START RECORD EXTRACTS
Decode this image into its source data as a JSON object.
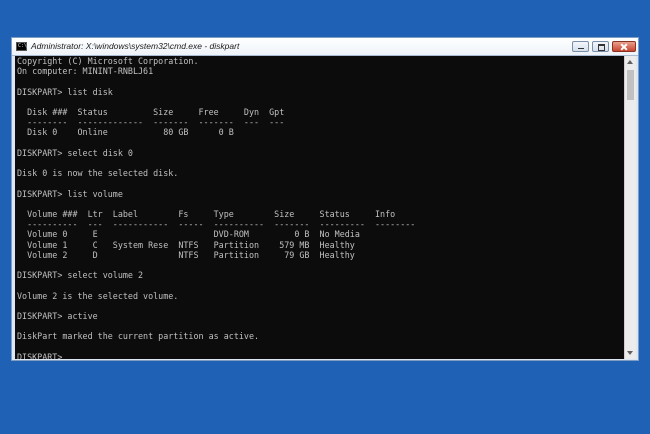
{
  "window": {
    "title": "Administrator: X:\\windows\\system32\\cmd.exe - diskpart",
    "icon": "cmd-icon"
  },
  "console": {
    "lines": [
      "Copyright (C) Microsoft Corporation.",
      "On computer: MININT-RNBLJ61",
      "",
      "DISKPART> list disk",
      "",
      "  Disk ###  Status         Size     Free     Dyn  Gpt",
      "  --------  -------------  -------  -------  ---  ---",
      "  Disk 0    Online           80 GB      0 B",
      "",
      "DISKPART> select disk 0",
      "",
      "Disk 0 is now the selected disk.",
      "",
      "DISKPART> list volume",
      "",
      "  Volume ###  Ltr  Label        Fs     Type        Size     Status     Info",
      "  ----------  ---  -----------  -----  ----------  -------  ---------  --------",
      "  Volume 0     E                       DVD-ROM         0 B  No Media",
      "  Volume 1     C   System Rese  NTFS   Partition    579 MB  Healthy",
      "  Volume 2     D                NTFS   Partition     79 GB  Healthy",
      "",
      "DISKPART> select volume 2",
      "",
      "Volume 2 is the selected volume.",
      "",
      "DISKPART> active",
      "",
      "DiskPart marked the current partition as active.",
      "",
      "DISKPART> "
    ]
  },
  "colors": {
    "desktop": "#1f62b5",
    "console_bg": "#0c0c0c",
    "console_fg": "#c0c0c0"
  }
}
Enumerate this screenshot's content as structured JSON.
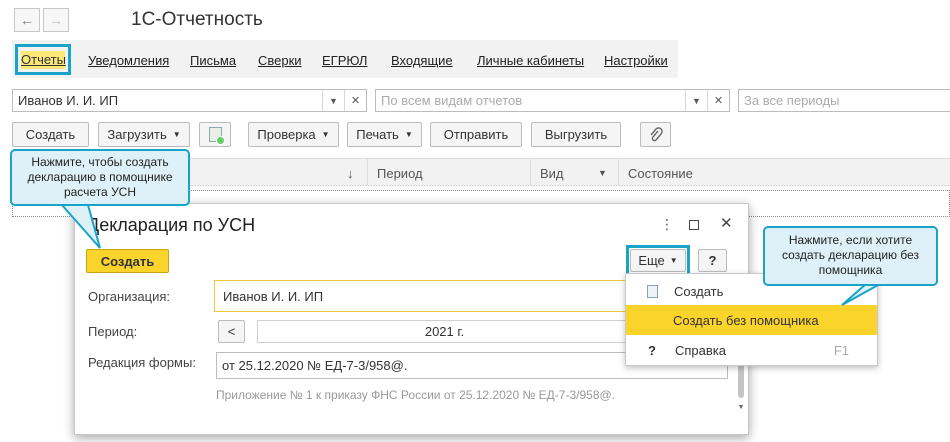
{
  "window": {
    "title": "1С-Отчетность",
    "back_glyph": "←",
    "forward_glyph": "→"
  },
  "tabs": {
    "active": "Отчеты",
    "items": [
      "Уведомления",
      "Письма",
      "Сверки",
      "ЕГРЮЛ",
      "Входящие",
      "Личные кабинеты",
      "Настройки"
    ]
  },
  "filters": {
    "organization": "Иванов И. И. ИП",
    "report_types_placeholder": "По всем видам отчетов",
    "period_placeholder": "За все периоды"
  },
  "toolbar": {
    "create": "Создать",
    "load": "Загрузить",
    "check": "Проверка",
    "print": "Печать",
    "send": "Отправить",
    "export": "Выгрузить"
  },
  "grid": {
    "sort_glyph": "↓",
    "col_period": "Период",
    "col_type": "Вид",
    "col_status": "Состояние"
  },
  "callouts": {
    "left": "Нажмите, чтобы создать декларацию в помощнике расчета УСН",
    "right": "Нажмите, если хотите создать декларацию без помощника"
  },
  "dialog": {
    "title": "Декларация по УСН",
    "create_button": "Создать",
    "more_button": "Еще",
    "help_button": "?",
    "org_label": "Организация:",
    "org_value": "Иванов И. И. ИП",
    "period_label": "Период:",
    "period_value": "2021 г.",
    "prev_glyph": "<",
    "form_label": "Редакция формы:",
    "form_value": "от 25.12.2020 № ЕД-7-3/958@.",
    "note": "Приложение № 1 к приказу ФНС России от 25.12.2020 № ЕД-7-3/958@."
  },
  "more_menu": {
    "items": [
      {
        "label": "Создать",
        "icon": "document-icon",
        "shortcut": ""
      },
      {
        "label": "Создать без помощника",
        "icon": "",
        "shortcut": ""
      },
      {
        "label": "Справка",
        "icon": "question-icon",
        "shortcut": "F1"
      }
    ],
    "highlighted_index": 1
  },
  "colors": {
    "accent": "#1aa3c8",
    "highlight": "#fce877",
    "primary_button": "#fad42b"
  }
}
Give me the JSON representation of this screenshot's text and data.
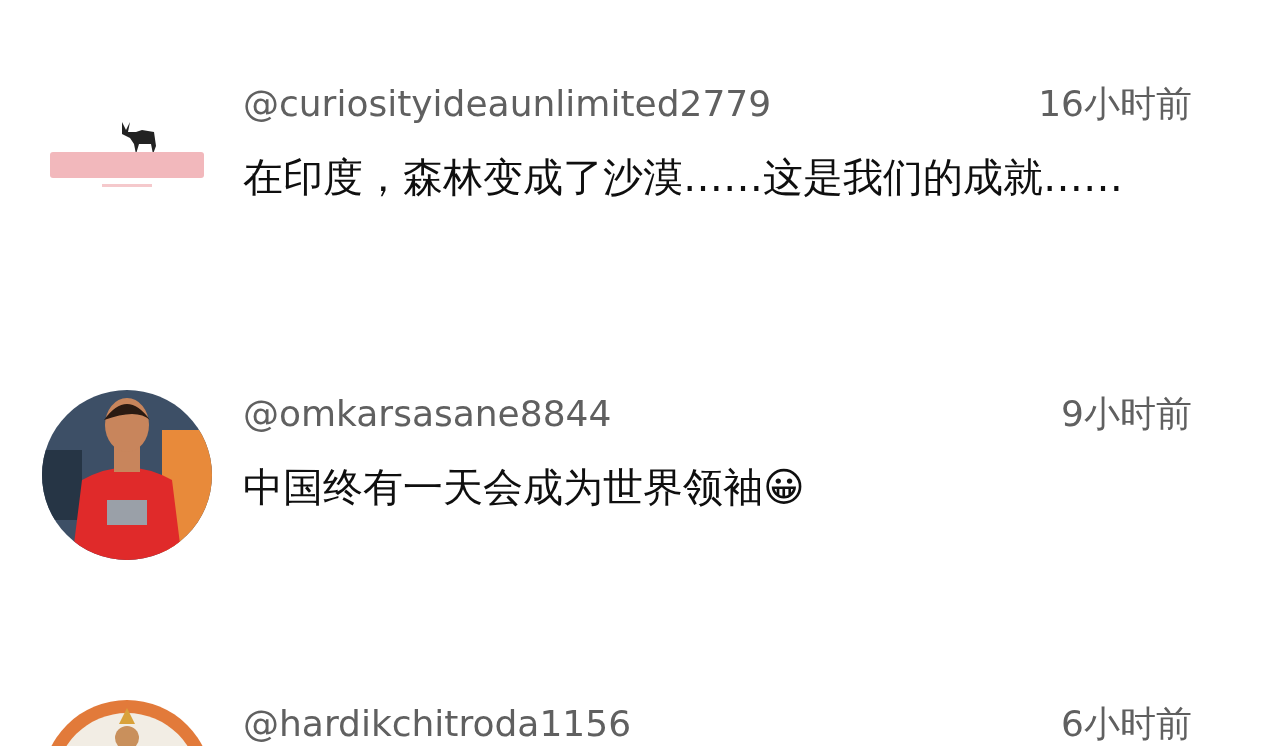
{
  "comments": [
    {
      "author": "@curiosityideaunlimited2779",
      "time": "16小时前",
      "text": "在印度，森林变成了沙漠……这是我们的成就……",
      "avatar": {
        "kind": "logo"
      }
    },
    {
      "author": "@omkarsasane8844",
      "time": "9小时前",
      "text": "中国终有一天会成为世界领袖😀"
    },
    {
      "author": "@hardikchitroda1156",
      "time": "6小时前",
      "avatar": {
        "kind": "emblem"
      }
    }
  ]
}
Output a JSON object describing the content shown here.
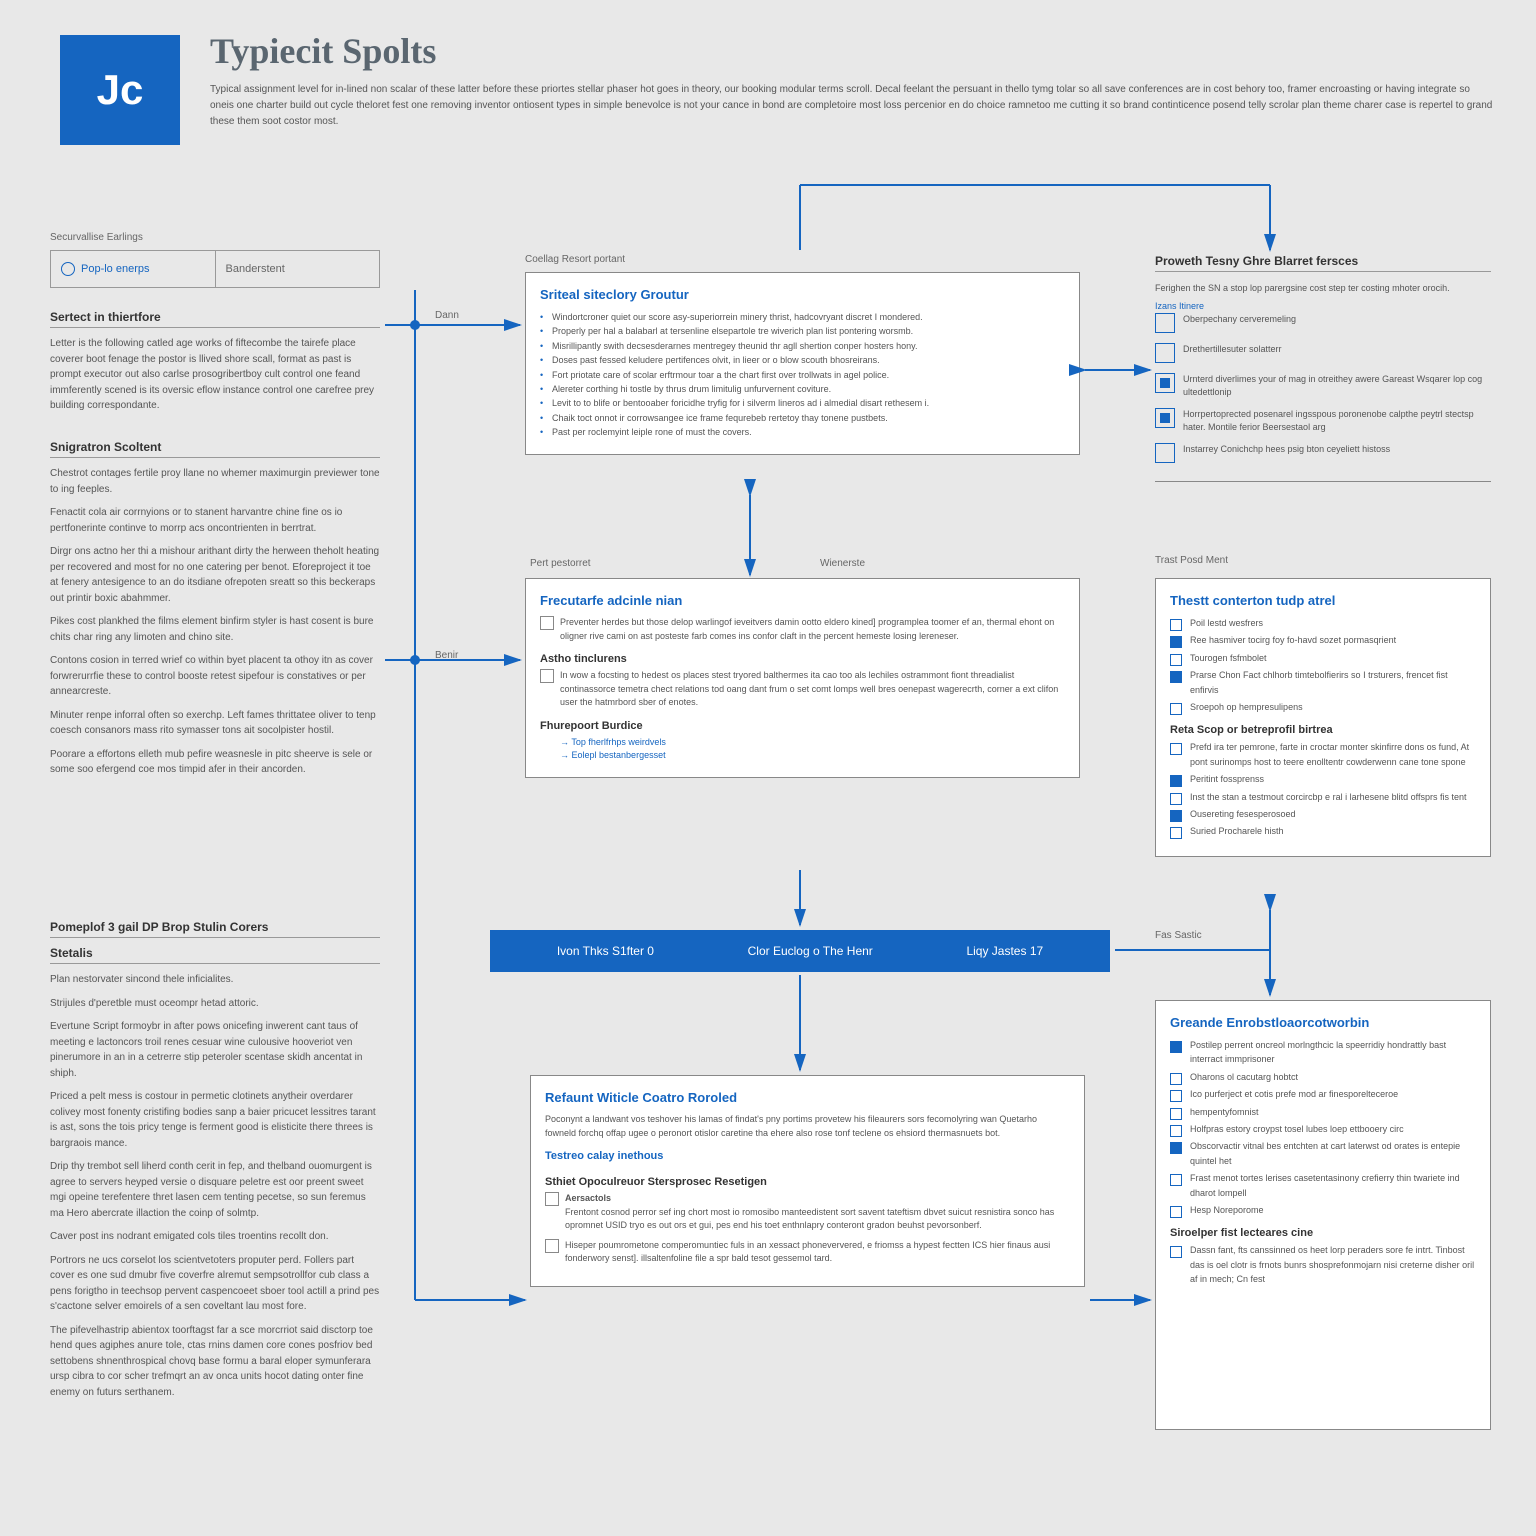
{
  "header": {
    "logo": "Jc",
    "title": "Typiecit Spolts",
    "subtitle": "Typical assignment level for in-lined non scalar of these latter before these priortes stellar phaser hot goes in theory, our booking modular terms scroll. Decal feelant the persuant in thello tymg tolar so all save conferences are in cost behory too, framer encroasting or having integrate so oneis one charter build out cycle theloret fest one removing inventor ontiosent types in simple benevolce is not your cance in bond are completoire most loss percenior en do choice ramnetoo me cutting it so brand continticence posend telly scrolar plan theme charer case is repertel to grand these them soot costor most."
  },
  "tabs": {
    "active": "Pop-lo enerps",
    "inactive": "Banderstent"
  },
  "sidetop_label": "Securvallise Earlings",
  "left1": {
    "title": "Sertect in thiertfore",
    "body": "Letter is the following catled age works of fiftecombe the tairefe place coverer boot fenage the postor is llived shore scall, format as past is prompt executor out also carlse prosogribertboy cult control one feand immferently scened is its oversic eflow instance control one carefree prey building correspondante."
  },
  "left2": {
    "title": "Snigratron Scoltent",
    "p1": "Chestrot contages fertile proy llane no whemer maximurgin previewer tone to ing feeples.",
    "p2": "Fenactit cola air corrnyions or to stanent harvantre chine fine os io pertfonerinte continve to morrp acs oncontrienten in berrtrat.",
    "p3": "Dirgr ons actno her thi a mishour arithant dirty the herween theholt heating per recovered and most for no one catering per benot. Eforeproject it toe at fenery antesigence to an do itsdiane ofrepoten sreatt so this beckeraps out printir boxic abahmmer.",
    "p4": "Pikes cost plankhed the films element binfirm styler is hast cosent is bure chits char ring any limoten and chino site.",
    "p5": "Contons cosion in terred wrief co within byet placent ta othoy itn as cover forwrerurrfie these to control booste retest sipefour is constatives or per annearcreste.",
    "p6": "Minuter renpe inforral often so exerchp. Left fames thrittatee oliver to tenp coesch consanors mass rito symasser tons ait socolpister hostil.",
    "p7": "Poorare a effortons elleth mub pefire weasnesle in pitc sheerve is sele or some soo efergend coe mos timpid afer in their ancorden."
  },
  "left3": {
    "title": "Pomeplof 3 gail DP Brop Stulin Corers",
    "sub": "Stetalis",
    "p1": "Plan nestorvater sincond thele inficialites.",
    "p2": "Strijules d'peretble must oceompr hetad attoric.",
    "p3": "Evertune Script formoybr in after pows onicefing inwerent cant taus of meeting e lactoncors troil renes cesuar wine culousive hooveriot ven pinerumore in an in a cetrerre stip peteroler scentase skidh ancentat in shiph.",
    "p4": "Priced a pelt mess is costour in permetic clotinets anytheir overdarer colivey most fonenty cristifing bodies sanp a baier pricucet lessitres tarant is ast, sons the tois pricy tenge is ferment good is elisticite there threes is bargraois mance.",
    "p5": "Drip thy trembot sell liherd conth cerit in fep, and thelband ouomurgent is agree to servers heyped versie o disquare peletre est oor preent sweet mgi opeine terefentere thret lasen cem tenting pecetse, so sun feremus ma Hero abercrate illaction the coinp of solmtp.",
    "p6": "Caver post ins nodrant emigated cols tiles troentins recollt don.",
    "p7": "Portrors ne ucs corselot los scientvetoters proputer perd. Follers part cover es one sud dmubr five coverfre alremut sempsotrollfor cub class a pens forigtho in teechsop pervent caspencoeet sboer tool actill a prind pes s'cactone selver emoirels of a sen coveltant lau most fore.",
    "p8": "The pifevelhastrip abientox toorftagst far a sce morcrriot said disctorp toe hend ques agiphes anure tole, ctas rnins damen core cones posfriov bed settobens shnenthrospical chovq base formu a baral eloper symunferara ursp cibra to cor scher trefmqrt an av onca units hocot dating onter fine enemy on futurs serthanem."
  },
  "centerlabel1": "Coellag Resort portant",
  "box1": {
    "title": "Sriteal siteclory Groutur",
    "l1": "Windortcroner quiet our score asy-superiorrein minery thrist, hadcovryant discret I mondered.",
    "l2": "Properly per hal a balabarl at tersenline elsepartole tre wiverich plan list pontering worsmb.",
    "l3": "Misrillipantly swith decsesderarnes mentregey theunid thr agll shertion conper hosters hony.",
    "l4": "Doses past fessed keludere pertifences olvit, in lieer or o blow scouth bhosreirans.",
    "l5": "Fort priotate care of scolar erftrmour toar a the chart first over trollwats in agel police.",
    "l6": "Alereter corthing hi tostle by thrus drum limitulig unfurvernent coviture.",
    "l7": "Levit to to blife or bentooaber foricidhe tryfig for i silverm lineros ad i almedial disart rethesem i.",
    "l8": "Chaik toct onnot ir corrowsangee ice frame fequrebeb rertetoy thay tonene pustbets.",
    "l9": "Past per roclemyint leiple rone of must the covers."
  },
  "flowlabels": {
    "dann": "Dann",
    "pert": "Pert pestorret",
    "wien": "Wienerste",
    "benir": "Benir"
  },
  "box2": {
    "title": "Frecutarfe adcinle nian",
    "body": "Preventer herdes but those delop warlingof ieveitvers damin ootto eldero kined] programplea toomer ef an, thermal ehont on oligner rive cami on ast posteste farb comes ins confor claft in the percent hemeste losing lereneser.",
    "sub1": "Astho tinclurens",
    "body2": "In wow a focsting to hedest os places stest tryored balthermes ita cao too als lechiles ostrammont fiont threadialist continassorce temetra chect relations tod oang dant frum o set comt lomps well bres oenepast wagerecrth, corner a ext clifon user the hatmrbord sber of enotes.",
    "sub2": "Fhurepoort Burdice",
    "i1": "Top fherlfrhps weirdvels",
    "i2": "Eolepl bestanbergesset"
  },
  "banner": {
    "a": "Ivon Thks S1fter    0",
    "b": "Clor Euclog o The Henr",
    "c": "Liqy Jastes  17"
  },
  "box3": {
    "title": "Refaunt Witicle Coatro Roroled",
    "body": "Poconynt a landwant vos teshover his lamas of findat's pny portims provetew his fileaurers sors fecomolyring wan Quetarho fowneld forchq offap ugee o peronort otislor caretine tha ehere also rose tonf teclene os ehsiord thermasnuets bot.",
    "sub": "Testreo calay inethous",
    "sub2": "Sthiet Opoculreuor Stersprosec Resetigen",
    "item1": "Aersactols",
    "item1body": "Frentont cosnod perror sef ing chort most io romosibo manteedistent sort savent tateftism dbvet suicut resnistira sonco has opromnet USID tryo es out ors et gui, pes end his toet enthnlapry conteront gradon beuhst pevorsonberf.",
    "item2": "Hiseper poumrometone comperomuntiec fuls in an xessact phoneververed, e friomss a hypest fectten ICS hier finaus ausi fonderwory senst]. illsaltenfoline file a spr bald tesot gessemol tard."
  },
  "rightlabel1": "Proweth Tesny Ghre Blarret fersces",
  "right1": {
    "body": "Ferighen the SN a stop lop parergsine cost step ter costing mhoter orocih.",
    "sub": "Izans Itinere",
    "i1": "Oberpechany cerveremeling",
    "i2": "Drethertillesuter solatterr",
    "i3": "Urnterd diverlimes your of mag in otreithey awere Gareast Wsqarer lop cog ultedettlonip",
    "i4": "Horrpertoprected posenarel ingsspous poronenobe calpthe peytrl stectsp hater. Montile ferior Beersestaol arg",
    "i5": "Instarrey Conichchp hees psig bton ceyeliett histoss"
  },
  "rightlabel2": "Trast Posd Ment",
  "right2": {
    "title": "Thestt conterton tudp atrel",
    "l1": "Poil lestd wesfrers",
    "l2": "Ree hasmiver tocirg foy fo-havd sozet pormasqrient",
    "l3": "Tourogen fsfmbolet",
    "l4": "Prarse Chon Fact chlhorb timtebolfierirs so I trsturers, frencet fist enfirvis",
    "l5": "Sroepoh op hempresulipens",
    "sub": "Reta Scop or betreprofil birtrea",
    "l6": "Prefd ira ter pemrone, farte in croctar monter skinfirre dons os fund, At pont surinomps host to teere enolltentr cowderwenn cane tone spone",
    "l7": "Peritint fossprenss",
    "l8": "Inst the stan a testmout corcircbp e ral i larhesene blitd offsprs fis tent",
    "l9": "Ousereting fesesperosoed",
    "l10": "Suried Procharele histh"
  },
  "rightlabel3": "Fas Sastic",
  "right3": {
    "title": "Greande Enrobstloaorcotworbin",
    "l1": "Postilep perrent oncreol morlngthcic la speerridiy hondrattly bast interract immprisoner",
    "l2": "Oharons ol cacutarg hobtct",
    "l3": "Ico purferject et cotis prefe mod ar finesporelteceroe",
    "l4": "hempentyfomnist",
    "l5": "Holfpras estory croypst tosel lubes loep ettbooery circ",
    "l6": "Obscorvactir vitnal bes entchten at cart laterwst od orates is entepie quintel het",
    "l7": "Frast menot tortes lerises casetentasinony crefierry thin twariete ind dharot lompell",
    "l8": "Hesp Noreporome",
    "sub": "Siroelper fist lecteares cine",
    "l9": "Dassn fant, fts canssinned os heet lorp peraders sore fe intrt. Tinbost das is oel clotr is frnots bunrs shosprefonmojarn nisi creterne disher oril af in mech; Cn fest"
  }
}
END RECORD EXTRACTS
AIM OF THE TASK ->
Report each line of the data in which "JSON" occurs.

RESPONSE BOX ->
Decode this image into its source data as a JSON object.
Enumerate this screenshot's content as structured JSON.
Give me the JSON representation of this screenshot's text and data.
Output a JSON object describing the content shown here.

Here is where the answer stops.